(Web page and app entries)
==================================================

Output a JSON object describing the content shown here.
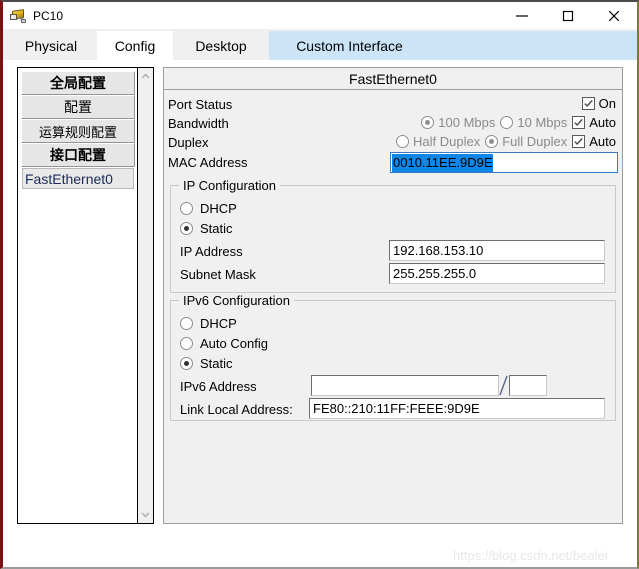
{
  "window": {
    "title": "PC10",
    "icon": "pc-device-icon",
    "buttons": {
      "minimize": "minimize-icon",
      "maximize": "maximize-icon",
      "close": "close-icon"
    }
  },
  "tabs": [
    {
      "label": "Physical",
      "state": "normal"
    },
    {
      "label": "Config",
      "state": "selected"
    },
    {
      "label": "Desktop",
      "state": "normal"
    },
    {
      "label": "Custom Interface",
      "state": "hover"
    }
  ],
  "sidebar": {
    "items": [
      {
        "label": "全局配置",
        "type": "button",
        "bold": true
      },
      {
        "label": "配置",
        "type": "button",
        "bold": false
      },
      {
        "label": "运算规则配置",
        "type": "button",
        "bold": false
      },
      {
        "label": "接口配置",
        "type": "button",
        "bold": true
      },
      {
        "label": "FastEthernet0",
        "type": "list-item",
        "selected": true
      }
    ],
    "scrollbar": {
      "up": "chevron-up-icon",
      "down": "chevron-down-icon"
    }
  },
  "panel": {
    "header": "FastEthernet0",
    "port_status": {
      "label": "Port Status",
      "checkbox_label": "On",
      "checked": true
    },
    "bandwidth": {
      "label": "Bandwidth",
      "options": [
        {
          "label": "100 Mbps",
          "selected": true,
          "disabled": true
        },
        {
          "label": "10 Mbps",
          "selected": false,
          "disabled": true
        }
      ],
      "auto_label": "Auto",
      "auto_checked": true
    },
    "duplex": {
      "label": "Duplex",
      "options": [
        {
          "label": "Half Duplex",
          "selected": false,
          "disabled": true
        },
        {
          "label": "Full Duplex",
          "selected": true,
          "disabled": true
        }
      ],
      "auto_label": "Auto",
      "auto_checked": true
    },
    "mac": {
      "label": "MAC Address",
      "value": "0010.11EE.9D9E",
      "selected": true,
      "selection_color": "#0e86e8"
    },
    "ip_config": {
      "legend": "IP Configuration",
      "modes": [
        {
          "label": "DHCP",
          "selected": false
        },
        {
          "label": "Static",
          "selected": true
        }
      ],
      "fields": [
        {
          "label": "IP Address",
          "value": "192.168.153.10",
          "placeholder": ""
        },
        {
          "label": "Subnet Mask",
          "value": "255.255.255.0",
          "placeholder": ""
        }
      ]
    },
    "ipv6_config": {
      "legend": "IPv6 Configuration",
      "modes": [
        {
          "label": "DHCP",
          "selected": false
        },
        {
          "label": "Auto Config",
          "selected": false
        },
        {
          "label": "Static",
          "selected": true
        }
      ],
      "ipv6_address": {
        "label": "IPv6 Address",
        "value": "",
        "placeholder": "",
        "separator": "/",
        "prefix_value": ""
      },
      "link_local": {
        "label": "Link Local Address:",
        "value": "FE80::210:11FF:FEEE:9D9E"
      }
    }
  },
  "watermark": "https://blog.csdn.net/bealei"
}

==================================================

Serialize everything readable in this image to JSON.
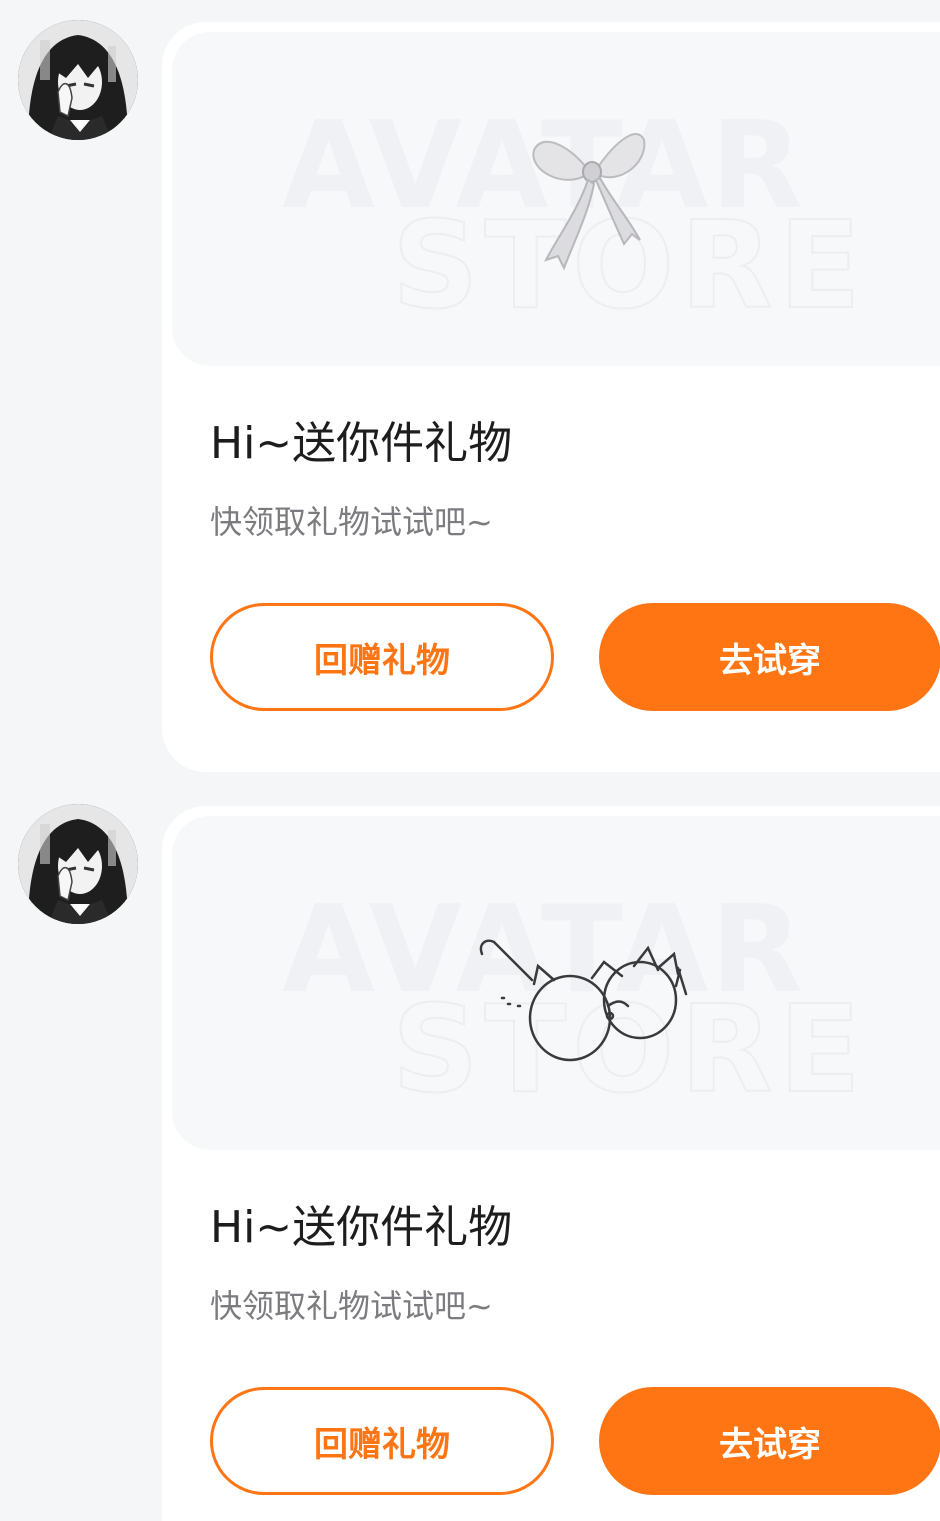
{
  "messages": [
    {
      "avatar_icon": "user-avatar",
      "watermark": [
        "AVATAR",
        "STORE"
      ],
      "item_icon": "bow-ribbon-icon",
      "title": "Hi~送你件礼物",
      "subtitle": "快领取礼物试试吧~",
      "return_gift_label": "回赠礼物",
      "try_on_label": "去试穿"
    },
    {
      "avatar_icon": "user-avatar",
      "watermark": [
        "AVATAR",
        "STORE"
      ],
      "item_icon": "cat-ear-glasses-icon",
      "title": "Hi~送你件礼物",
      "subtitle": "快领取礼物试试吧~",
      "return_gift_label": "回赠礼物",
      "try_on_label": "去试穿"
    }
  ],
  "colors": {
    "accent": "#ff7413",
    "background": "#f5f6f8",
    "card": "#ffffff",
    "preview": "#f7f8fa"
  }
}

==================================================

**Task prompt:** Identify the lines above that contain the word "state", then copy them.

**Solution to the exercise:**
      "state": "normal"
      "state": "selected"
      "state": "normal"
      "state": "hover"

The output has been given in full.